=== Data to examine ===
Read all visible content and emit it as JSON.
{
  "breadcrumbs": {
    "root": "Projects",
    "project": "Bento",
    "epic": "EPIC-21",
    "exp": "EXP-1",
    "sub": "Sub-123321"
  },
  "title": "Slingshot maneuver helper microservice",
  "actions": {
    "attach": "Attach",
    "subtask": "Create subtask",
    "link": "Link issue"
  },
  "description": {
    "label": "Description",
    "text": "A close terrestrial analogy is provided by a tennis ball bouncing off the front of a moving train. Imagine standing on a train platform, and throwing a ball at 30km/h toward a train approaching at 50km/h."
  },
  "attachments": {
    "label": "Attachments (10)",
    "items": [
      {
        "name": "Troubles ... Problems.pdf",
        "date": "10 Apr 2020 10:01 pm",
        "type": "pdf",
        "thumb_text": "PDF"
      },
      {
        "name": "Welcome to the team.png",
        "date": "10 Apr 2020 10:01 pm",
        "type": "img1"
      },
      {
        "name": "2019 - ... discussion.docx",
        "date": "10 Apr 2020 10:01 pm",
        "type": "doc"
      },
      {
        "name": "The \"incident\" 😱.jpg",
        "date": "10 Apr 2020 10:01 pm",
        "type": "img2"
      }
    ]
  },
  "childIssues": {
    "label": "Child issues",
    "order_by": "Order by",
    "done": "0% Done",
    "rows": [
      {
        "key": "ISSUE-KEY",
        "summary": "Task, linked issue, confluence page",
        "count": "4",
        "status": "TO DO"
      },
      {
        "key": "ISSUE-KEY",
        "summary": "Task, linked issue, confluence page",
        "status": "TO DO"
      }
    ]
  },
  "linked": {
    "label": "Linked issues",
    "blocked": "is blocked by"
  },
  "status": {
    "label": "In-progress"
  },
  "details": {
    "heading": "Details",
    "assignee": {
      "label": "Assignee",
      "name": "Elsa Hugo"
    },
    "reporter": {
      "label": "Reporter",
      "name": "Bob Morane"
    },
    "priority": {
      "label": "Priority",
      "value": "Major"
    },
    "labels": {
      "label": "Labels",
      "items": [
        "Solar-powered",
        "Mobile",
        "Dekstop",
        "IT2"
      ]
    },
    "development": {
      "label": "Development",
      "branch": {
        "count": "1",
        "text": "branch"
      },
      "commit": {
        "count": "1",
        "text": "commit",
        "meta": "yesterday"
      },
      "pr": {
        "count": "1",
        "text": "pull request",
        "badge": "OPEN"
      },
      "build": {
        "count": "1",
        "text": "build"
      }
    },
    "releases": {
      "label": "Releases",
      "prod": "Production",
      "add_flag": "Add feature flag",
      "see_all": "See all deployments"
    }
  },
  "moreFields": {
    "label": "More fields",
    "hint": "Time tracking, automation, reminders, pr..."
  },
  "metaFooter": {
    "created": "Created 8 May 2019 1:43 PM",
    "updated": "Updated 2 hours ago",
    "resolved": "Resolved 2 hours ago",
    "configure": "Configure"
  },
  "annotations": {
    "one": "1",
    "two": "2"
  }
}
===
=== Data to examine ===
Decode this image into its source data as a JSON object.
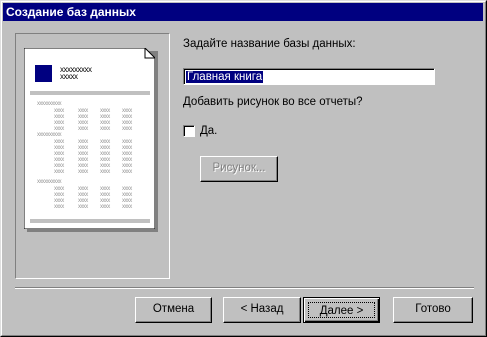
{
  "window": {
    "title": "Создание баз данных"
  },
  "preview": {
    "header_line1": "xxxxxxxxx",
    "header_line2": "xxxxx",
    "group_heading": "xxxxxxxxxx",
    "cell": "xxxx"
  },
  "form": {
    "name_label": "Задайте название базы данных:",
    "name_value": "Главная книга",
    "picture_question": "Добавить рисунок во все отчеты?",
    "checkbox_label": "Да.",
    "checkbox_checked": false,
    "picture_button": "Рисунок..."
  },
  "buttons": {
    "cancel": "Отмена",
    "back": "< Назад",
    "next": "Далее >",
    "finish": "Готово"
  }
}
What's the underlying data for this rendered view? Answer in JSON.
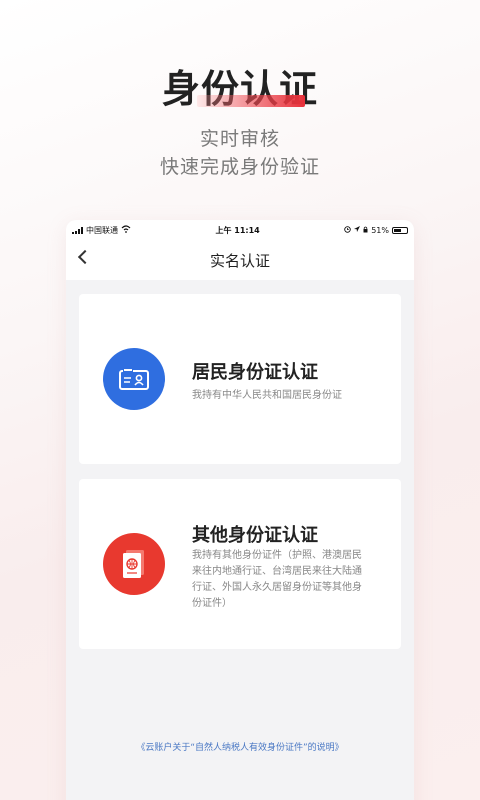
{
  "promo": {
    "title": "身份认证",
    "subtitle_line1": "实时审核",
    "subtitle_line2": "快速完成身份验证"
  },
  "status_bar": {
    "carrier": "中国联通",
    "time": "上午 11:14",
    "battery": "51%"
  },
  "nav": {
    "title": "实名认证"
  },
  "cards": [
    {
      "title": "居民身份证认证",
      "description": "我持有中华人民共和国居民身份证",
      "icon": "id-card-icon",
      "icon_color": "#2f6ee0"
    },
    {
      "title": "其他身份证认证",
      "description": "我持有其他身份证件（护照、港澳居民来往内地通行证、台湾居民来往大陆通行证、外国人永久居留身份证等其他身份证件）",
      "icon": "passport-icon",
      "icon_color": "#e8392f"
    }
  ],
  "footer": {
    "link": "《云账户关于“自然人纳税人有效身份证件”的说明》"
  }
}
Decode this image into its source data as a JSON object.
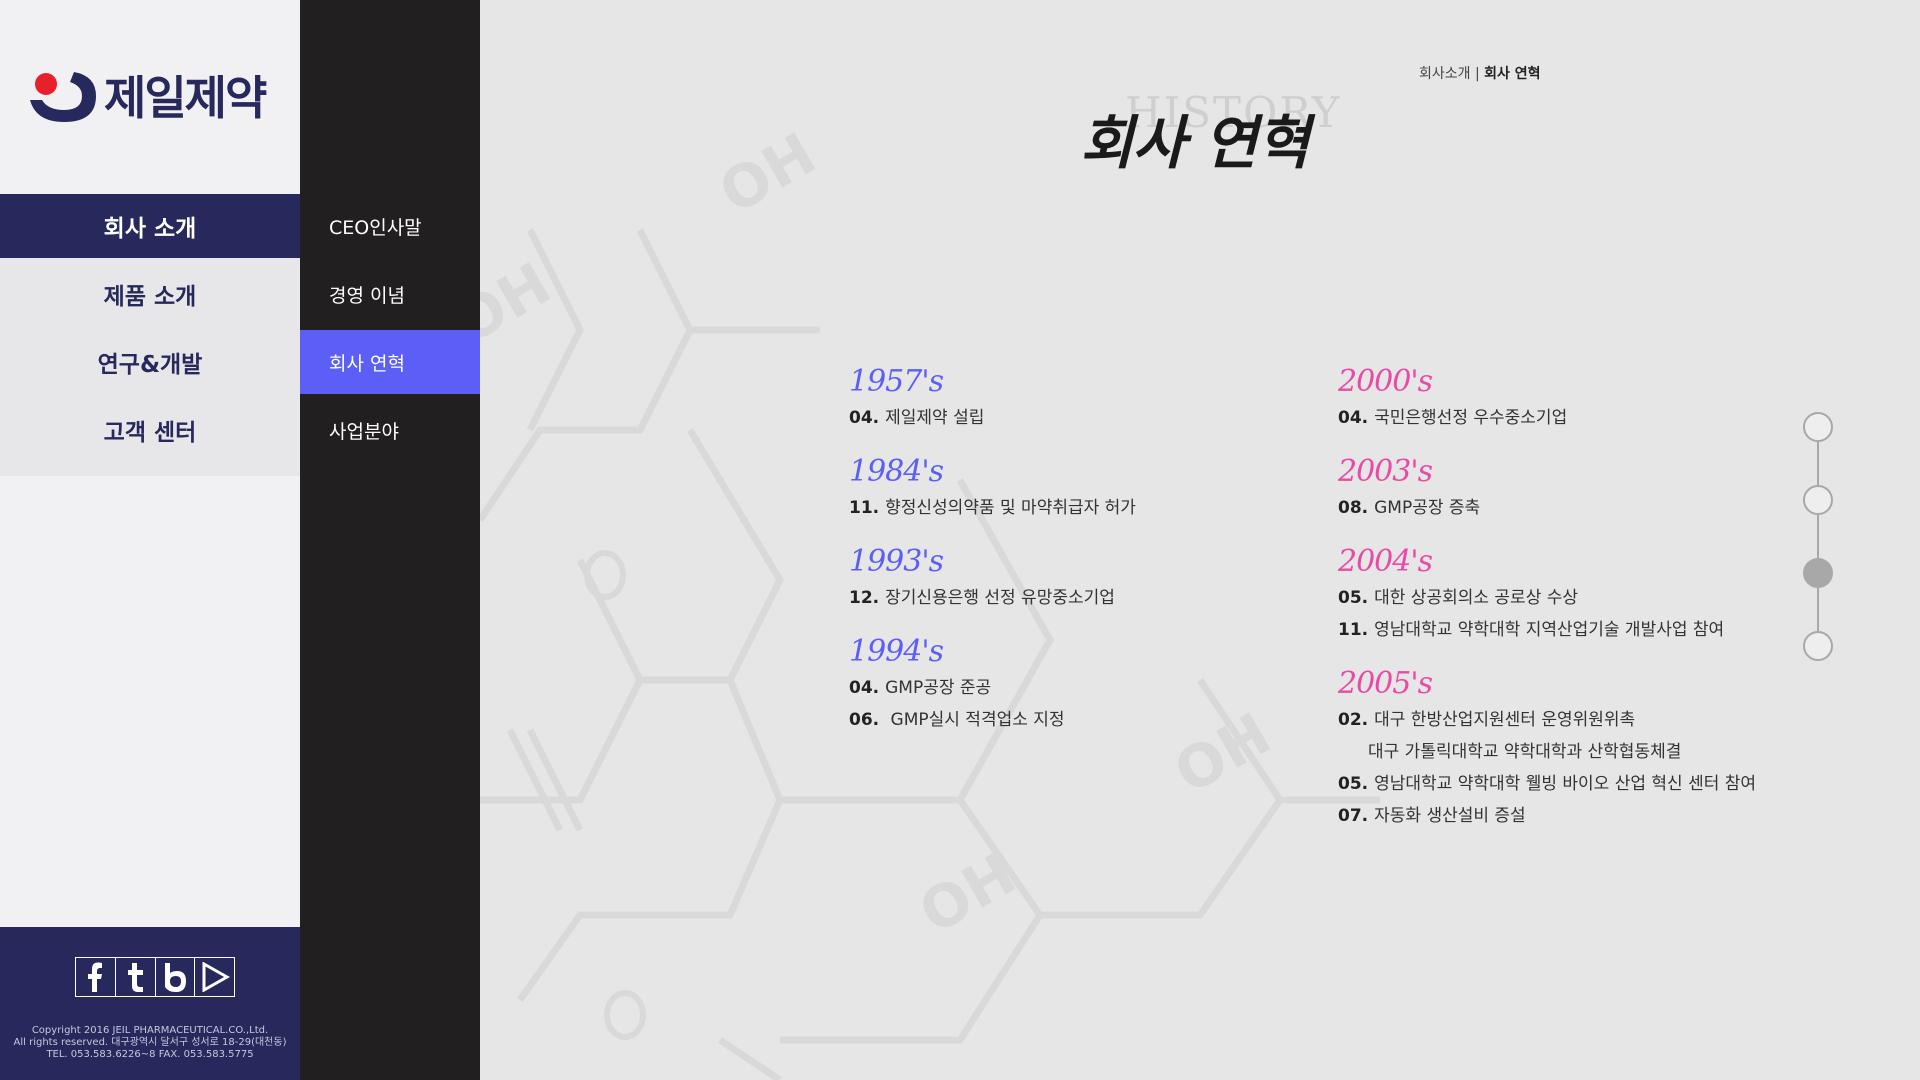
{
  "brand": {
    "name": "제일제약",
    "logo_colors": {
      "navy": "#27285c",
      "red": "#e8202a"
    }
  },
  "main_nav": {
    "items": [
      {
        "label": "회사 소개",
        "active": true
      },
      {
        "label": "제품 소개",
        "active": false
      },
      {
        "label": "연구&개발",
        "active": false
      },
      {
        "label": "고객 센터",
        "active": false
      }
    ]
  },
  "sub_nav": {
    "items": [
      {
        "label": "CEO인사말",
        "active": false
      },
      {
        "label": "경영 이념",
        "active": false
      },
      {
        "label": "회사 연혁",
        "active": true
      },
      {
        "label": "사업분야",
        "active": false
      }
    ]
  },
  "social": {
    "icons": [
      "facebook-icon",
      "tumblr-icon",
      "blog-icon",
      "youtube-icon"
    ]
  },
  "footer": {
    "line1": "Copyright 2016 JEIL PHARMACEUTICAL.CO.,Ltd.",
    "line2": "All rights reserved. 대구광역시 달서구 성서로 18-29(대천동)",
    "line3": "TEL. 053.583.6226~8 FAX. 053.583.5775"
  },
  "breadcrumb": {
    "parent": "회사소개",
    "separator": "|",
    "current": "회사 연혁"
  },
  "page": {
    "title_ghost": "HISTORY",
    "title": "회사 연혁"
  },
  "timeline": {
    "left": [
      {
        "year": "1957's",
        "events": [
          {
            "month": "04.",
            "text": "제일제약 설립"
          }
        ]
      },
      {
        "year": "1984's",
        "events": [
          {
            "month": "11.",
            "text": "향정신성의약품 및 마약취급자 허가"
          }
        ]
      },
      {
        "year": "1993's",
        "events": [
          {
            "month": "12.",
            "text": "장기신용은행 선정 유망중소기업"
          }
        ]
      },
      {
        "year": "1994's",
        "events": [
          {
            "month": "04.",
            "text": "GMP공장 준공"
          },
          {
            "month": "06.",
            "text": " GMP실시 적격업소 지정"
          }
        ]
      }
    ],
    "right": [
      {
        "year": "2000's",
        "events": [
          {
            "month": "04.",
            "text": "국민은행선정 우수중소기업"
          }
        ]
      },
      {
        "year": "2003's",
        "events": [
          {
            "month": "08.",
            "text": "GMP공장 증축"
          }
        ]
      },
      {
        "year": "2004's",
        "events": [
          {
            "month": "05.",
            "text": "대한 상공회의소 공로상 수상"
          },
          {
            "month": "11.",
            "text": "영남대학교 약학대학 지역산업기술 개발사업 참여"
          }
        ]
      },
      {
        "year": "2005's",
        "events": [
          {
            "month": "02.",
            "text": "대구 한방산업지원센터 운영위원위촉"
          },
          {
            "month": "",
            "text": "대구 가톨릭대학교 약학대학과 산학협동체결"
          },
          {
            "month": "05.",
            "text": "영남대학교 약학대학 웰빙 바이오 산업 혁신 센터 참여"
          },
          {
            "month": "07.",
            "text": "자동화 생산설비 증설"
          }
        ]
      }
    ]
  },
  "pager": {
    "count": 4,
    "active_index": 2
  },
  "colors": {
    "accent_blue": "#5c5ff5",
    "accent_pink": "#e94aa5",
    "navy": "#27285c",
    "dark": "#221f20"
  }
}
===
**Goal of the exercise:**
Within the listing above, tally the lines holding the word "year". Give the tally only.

**Response area:**
8